The Dáil is closed, the chamber locked, with many politicians fled to the hills. But there are still major issues that will have to be addressed in the traditional political holidays.
The Government remains in place and the Cabinet will meet a little longer, but as things stand there remains the likelihood of a substantial political vacuum, even if those in power are staycationing. And problems ignored have a habit of getting worse.
Here are six of the most pressing:
Taoiseach Micheál Martin acknowledged that it's an evolving situation, which rather points to the need to be able to adapt. Ireland's infection rates had ebbed significantly after lockdown, but the number of Covid cases in the past two days should give us pause. It could well be that Ireland is about to see new spikes, like many countries on the Continent that were ahead of us in the first wave and acted as barometers for what Ireland might expect.
Already 2,319 people have lost their lives on the island of Ireland, with nearly 27,000 cases in the Republic. If evidence of clusters emerges, then local lockdowns will be in order - but it will take the bully pulpit of the Taoiseach's office and a hard-working Health Minister for people to see the need to comply. The Government cannot afford the perception of there being one rule for them and another for the rest of us, as they swim, sunbathe and otherwise disport themselves, while large numbers of citizens are expected to remain indoors.
2) Reopening the schools
The problems here are legion, and there are likely some that have not even begun to show their true dimensions yet. Are there enough vehicles for school transport? Can all pupils be accommodated in such buses? Won't they then be in too close proximity, given emerging medical evidence that children as young as five may be as capable as adults of spreading the virus, putting the whole community at risk if this is so. Can break-time in the yard really be policed so that children don't play tag? And that's without such practical considerations as insurance, Garda vetting of extra teachers (if rushed, then not thorough enough; if thorough, then queues of teachers unable to work), and the ability or availability of builders to carry out the minor works required.
Publicans, pub workers, home holidaymakers and all local communities want to see their premises opened. It's currently scheduled for August 10, but the Government is refusing to guarantee that date, having postponed it once already. Owners want clarity due to the preparation involved, whereas the Government does not want to be blindsided by late-changing Covid data and public health advice. Opening the pubs and then closing them again is the kind of bungling from which an already shaky government might never recover. But the threat is of packed pubs hot-housing the virus all over again.
4) The economy
Everything is interlinked in a fine economic web. People want to spend money, many businesses are crying out for the lifeblood of cash flow, and yet whole sectors - taxis, theatres, restaurants, live music… the list goes on - are bound over hand and foot to the virus. Reopening grants of €4,000 per outlet have to be administered, the VAT cut overseen, wages and welfare closely watched. The Government has to help ease people off the Pandemic Unemployment Payment and back into work, and it must ensure the right conditions are created - if only so that a beating economy can pump some taxes back into government coffers. Vigilance is required with Budget 2021 just around the corner.

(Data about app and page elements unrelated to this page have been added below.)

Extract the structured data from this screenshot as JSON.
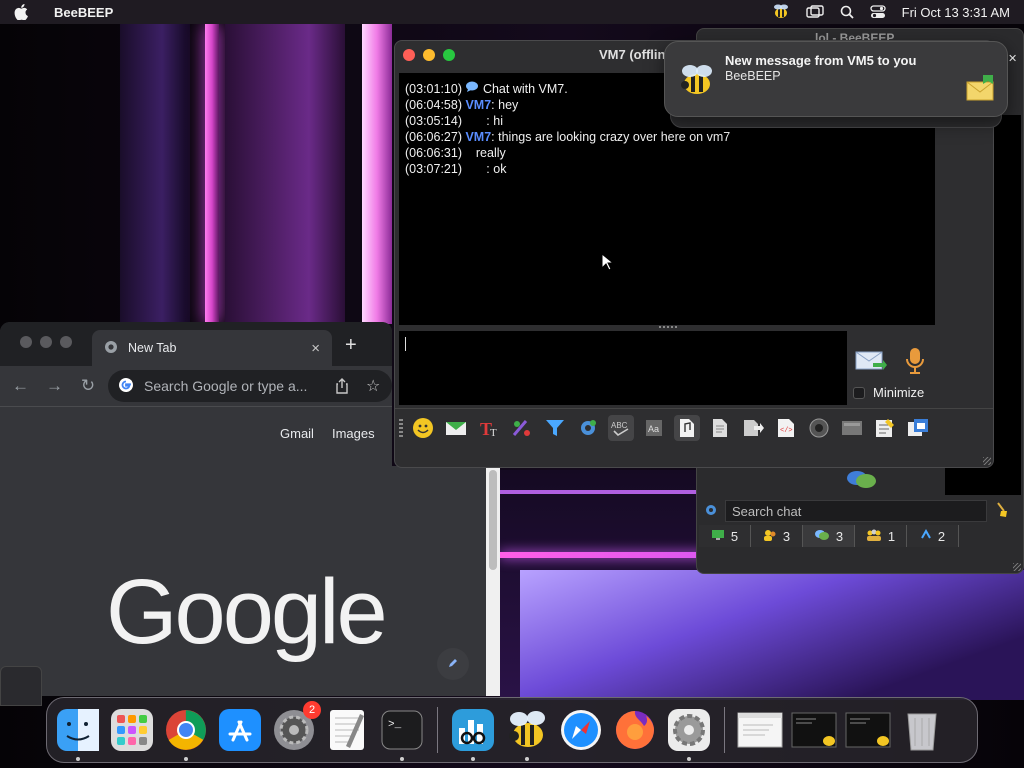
{
  "menubar": {
    "app_name": "BeeBEEP",
    "clock": "Fri Oct 13  3:31 AM"
  },
  "chrome": {
    "tab_title": "New Tab",
    "tab_close": "×",
    "new_tab": "+",
    "omnibox_placeholder": "Search Google or type a...",
    "links": {
      "gmail": "Gmail",
      "images": "Images"
    },
    "logo_text": "Google"
  },
  "bee_main": {
    "title": "lol - BeeBEEP",
    "search_placeholder": "Search chat",
    "tabs": [
      {
        "icon": "computer-icon",
        "count": "5"
      },
      {
        "icon": "users-icon",
        "count": "3"
      },
      {
        "icon": "chats-icon",
        "count": "3"
      },
      {
        "icon": "groups-icon",
        "count": "1"
      },
      {
        "icon": "files-icon",
        "count": "2"
      }
    ]
  },
  "chat": {
    "title": "VM7 (offline)",
    "messages": [
      {
        "time": "(03:01:10)",
        "nick": "",
        "text": " Chat with VM7."
      },
      {
        "time": "(06:04:58)",
        "nick": "VM7",
        "text": ": hey"
      },
      {
        "time": "(03:05:14)",
        "nick": "",
        "text": "       : hi"
      },
      {
        "time": "(06:06:27)",
        "nick": "VM7",
        "text": ": things are looking crazy over here on vm7"
      },
      {
        "time": "(06:06:31)",
        "nick": "",
        "text": "    really"
      },
      {
        "time": "(03:07:21)",
        "nick": "",
        "text": "       : ok"
      }
    ],
    "minimize_label": "Minimize",
    "tools": [
      "smiley-icon",
      "mail-icon",
      "font-icon",
      "color-icon",
      "filter-icon",
      "gear-icon",
      "spellcheck-icon",
      "dictionary-icon",
      "file-icon",
      "folder-icon",
      "share-icon",
      "html-icon",
      "screenshot-icon",
      "keyboard-icon",
      "notes-icon",
      "window-icon"
    ],
    "colors": {
      "nick": "#5a8dff",
      "history_bg": "#000000"
    }
  },
  "notification": {
    "title": "New message from VM5 to you",
    "body": "BeeBEEP"
  },
  "dock": {
    "apps": [
      "finder-icon",
      "launchpad-icon",
      "chrome-icon",
      "app-store-icon",
      "system-settings-icon",
      "textedit-icon",
      "terminal-icon",
      "istat-icon",
      "beebeep-icon",
      "safari-icon",
      "firefox-icon",
      "preferences-icon"
    ],
    "settings_badge": "2"
  }
}
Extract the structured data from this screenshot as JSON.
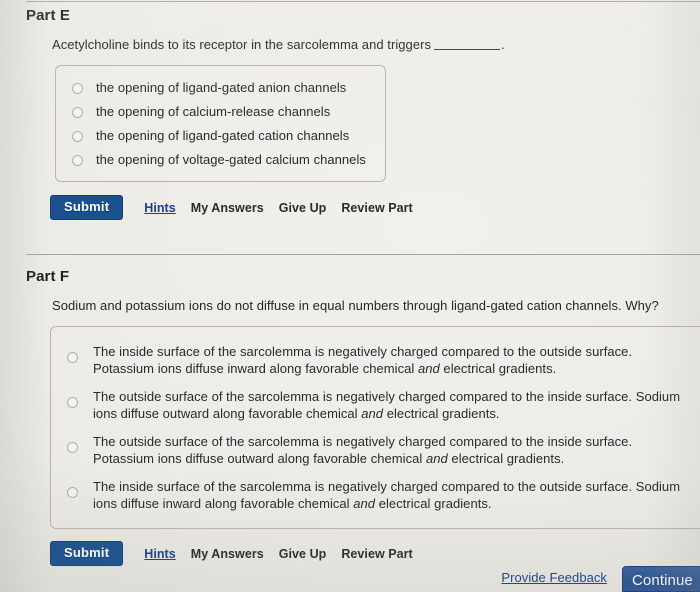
{
  "background_color": "#eceae6",
  "accent_color": "#1b508f",
  "link_color": "#1b3f88",
  "top_divider": true,
  "parts": [
    {
      "id": "part-e",
      "title": "Part E",
      "question_prefix": "Acetylcholine binds to its receptor in the sarcolemma and triggers",
      "question_suffix": ".",
      "has_blank": true,
      "options": [
        {
          "label": "the opening of ligand-gated anion channels",
          "selected": false
        },
        {
          "label": "the opening of calcium-release channels",
          "selected": false
        },
        {
          "label": "the opening of ligand-gated cation channels",
          "selected": false
        },
        {
          "label": "the opening of voltage-gated calcium channels",
          "selected": false
        }
      ],
      "actions": {
        "submit_label": "Submit",
        "links": [
          {
            "label": "Hints",
            "style": "link"
          },
          {
            "label": "My Answers",
            "style": "plain"
          },
          {
            "label": "Give Up",
            "style": "plain"
          },
          {
            "label": "Review Part",
            "style": "plain"
          }
        ]
      }
    },
    {
      "id": "part-f",
      "title": "Part F",
      "question_prefix": "Sodium and potassium ions do not diffuse in equal numbers through ligand-gated cation channels. Why?",
      "question_suffix": "",
      "has_blank": false,
      "options": [
        {
          "label_html": "The inside surface of the sarcolemma is negatively charged compared to the outside surface. Potassium ions diffuse inward along favorable chemical <i>and</i> electrical gradients.",
          "label": "The inside surface of the sarcolemma is negatively charged compared to the outside surface. Potassium ions diffuse inward along favorable chemical and electrical gradients.",
          "selected": false
        },
        {
          "label_html": "The outside surface of the sarcolemma is negatively charged compared to the inside surface. Sodium ions diffuse outward along favorable chemical <i>and</i> electrical gradients.",
          "label": "The outside surface of the sarcolemma is negatively charged compared to the inside surface. Sodium ions diffuse outward along favorable chemical and electrical gradients.",
          "selected": false
        },
        {
          "label_html": "The outside surface of the sarcolemma is negatively charged compared to the inside surface. Potassium ions diffuse outward along favorable chemical <i>and</i> electrical gradients.",
          "label": "The outside surface of the sarcolemma is negatively charged compared to the inside surface. Potassium ions diffuse outward along favorable chemical and electrical gradients.",
          "selected": false
        },
        {
          "label_html": "The inside surface of the sarcolemma is negatively charged compared to the outside surface. Sodium ions diffuse inward along favorable chemical <i>and</i> electrical gradients.",
          "label": "The inside surface of the sarcolemma is negatively charged compared to the outside surface. Sodium ions diffuse inward along favorable chemical and electrical gradients.",
          "selected": false
        }
      ],
      "actions": {
        "submit_label": "Submit",
        "links": [
          {
            "label": "Hints",
            "style": "link"
          },
          {
            "label": "My Answers",
            "style": "plain"
          },
          {
            "label": "Give Up",
            "style": "plain"
          },
          {
            "label": "Review Part",
            "style": "plain"
          }
        ]
      }
    }
  ],
  "footer": {
    "provide_feedback_label": "Provide Feedback",
    "continue_label": "Continue"
  }
}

It hasn't gone away, you know, and it's hurtling here fast. Michelle O'Neill, the North's Deputy First Minister, warned the Taoiseach yesterday that there are just four months to go. Right now, Britain is on course to crash out and is showing no signs of waking up to the gravity of that outcome and the economic calamity it would wreak - particularly in Ireland, where so many jobs are contingent on continuing hassle-free trade with our near neighbour.
Foreign Minister Simon Coveney has been warned that it still has the potential to put the economic havoc wreaked by Covid-19 in the shade, with EU chief negotiator Michel Barnier sounding the alarm that we are as far away from a free trade agreement as ever.
Housing is still this government's Achilles heel, with the sense that it has been punted into the long grass but must inevitably come back with a vengeance. Homelessness and the need to end direct provision are factors, just as much as the shortage of properties to buy or rent. Company failures or the laying off of staff will mean thousands more who cannot afford to keep a roof over their heads. When the Government dithered on extending the evictions ban, there were landlords and investment funds issuing notices to quit with abandon.
This problem is only postponed, and a solution seems nowhere to be found. Government inactivity in August could embolden property- owning individuals and powerful interests alike.